If you'd told me back in library school that one day I would feel compelled to establish my credentials as a cynic in regard to the literature of librarianship, I'd have said something snide: "The human element seems to have failed us here," as George C. Scott said in the classic 1964 film Dr. Strangelove.
Mine was the pure and unquestioned cynicism of the times, a steady stream of digs and sharp jokes.
If I had been pressed to defend my position, I would have pointed to a few badly written or researched articles, and felt I'd made my point. But I was rarely challenged to defend my cynicism, for the simple reason that I was not alone.
It would be charitable to describe the attitude of librarians to their professional literature as ambivalent. No one denies the prodigious volume of library information that we produce at every level, and in the most arcane-sounding specialties. None of us needs to be reminded of the many concrete career benefits that accrue to those who contribute. Clearly, somebody out there thinks this stuff is important.
In librarianship, however, that somebody is a far cry from everybody. When the subject turns to our professional literature, we librarians are often our own harshest critics, matching our disdain for the literature with derision for those who contribute or consult. A badly written article here plus that unproven conclusion there equals a profession that has badly overstepped its intellectual limitations. Here is a representative sampling of the arguments I hear most often:
* Library literature is dominated by the contributions of people whose need to publish dwarfs their capacity to make real contributions.
* Library literature contains too many articles of the "How I did it good" variety.
* Library literature does not measure up to the literatures of other professions.
* Library literature is boring.
Hearing some of these arguments in the hallway recently, I had an uncomfortable epiphany as I realized that I disagreed with all of them. Without ever having noticed the change, I have discarded my cynicism and taken my place among those who believe that library literature is important. Here is how I would react to these arguments today.
Library literature as career vehicle
There's no question that librarians in all types of libraries feel career-related pressures to publish articles. Publishing is often part of our raise-and-promotion formulas; it can elevate one's profile within one's institution and professional organizations; it's an important line item on one's resume; and, in some libraries, it is necessary just to keep one's job. It is even possible that some librarians publish for sheer personal aggrandizement, the pleasure of seeing their names in print, again and again.
Librarians can take some small comfort that they are not alone in dealing with such crass motivation. In some form or other, nearly every profession provides substantial rewards for publication. In academia, the pressure is especially acute, and produces strange by-products such as research results broken down into "least publishable units," articles with more than 30 coauthors, or page charges for authors who then must hand over to publishers the copyright for their work.
Scrapping the system for these kinds of defects is like selling a car because it needs a tune-up. We can't, on the other hand, justify career-motivated publishing in librarianship by pointing out that "everyone does it." In fact, there is only one reasonable justification for career-motivated publishing, and that is that it produce good and useful finished products. Serious criticism of library literature can only focus on the content of our publications, not on their motivation.
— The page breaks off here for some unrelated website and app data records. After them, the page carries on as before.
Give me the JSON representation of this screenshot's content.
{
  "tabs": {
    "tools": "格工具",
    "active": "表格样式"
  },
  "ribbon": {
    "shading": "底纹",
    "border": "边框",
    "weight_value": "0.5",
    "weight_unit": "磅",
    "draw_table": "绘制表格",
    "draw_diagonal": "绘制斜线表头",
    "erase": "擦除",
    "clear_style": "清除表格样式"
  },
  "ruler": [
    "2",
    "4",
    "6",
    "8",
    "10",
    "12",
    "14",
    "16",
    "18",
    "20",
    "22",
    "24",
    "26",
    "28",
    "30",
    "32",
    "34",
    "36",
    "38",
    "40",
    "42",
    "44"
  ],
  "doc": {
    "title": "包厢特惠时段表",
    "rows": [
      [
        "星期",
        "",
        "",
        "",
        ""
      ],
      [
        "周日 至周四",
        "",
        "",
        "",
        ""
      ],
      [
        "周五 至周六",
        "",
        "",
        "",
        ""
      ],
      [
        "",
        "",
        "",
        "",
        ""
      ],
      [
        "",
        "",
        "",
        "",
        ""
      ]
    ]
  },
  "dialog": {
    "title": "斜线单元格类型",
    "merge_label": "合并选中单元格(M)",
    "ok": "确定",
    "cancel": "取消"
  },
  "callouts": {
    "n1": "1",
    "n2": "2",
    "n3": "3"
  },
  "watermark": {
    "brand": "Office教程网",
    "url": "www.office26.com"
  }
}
The ubiquitous "how I did it good" piece
Library literature is replete with articles that do very little more than recount how a particular problem was handled at a particular library. …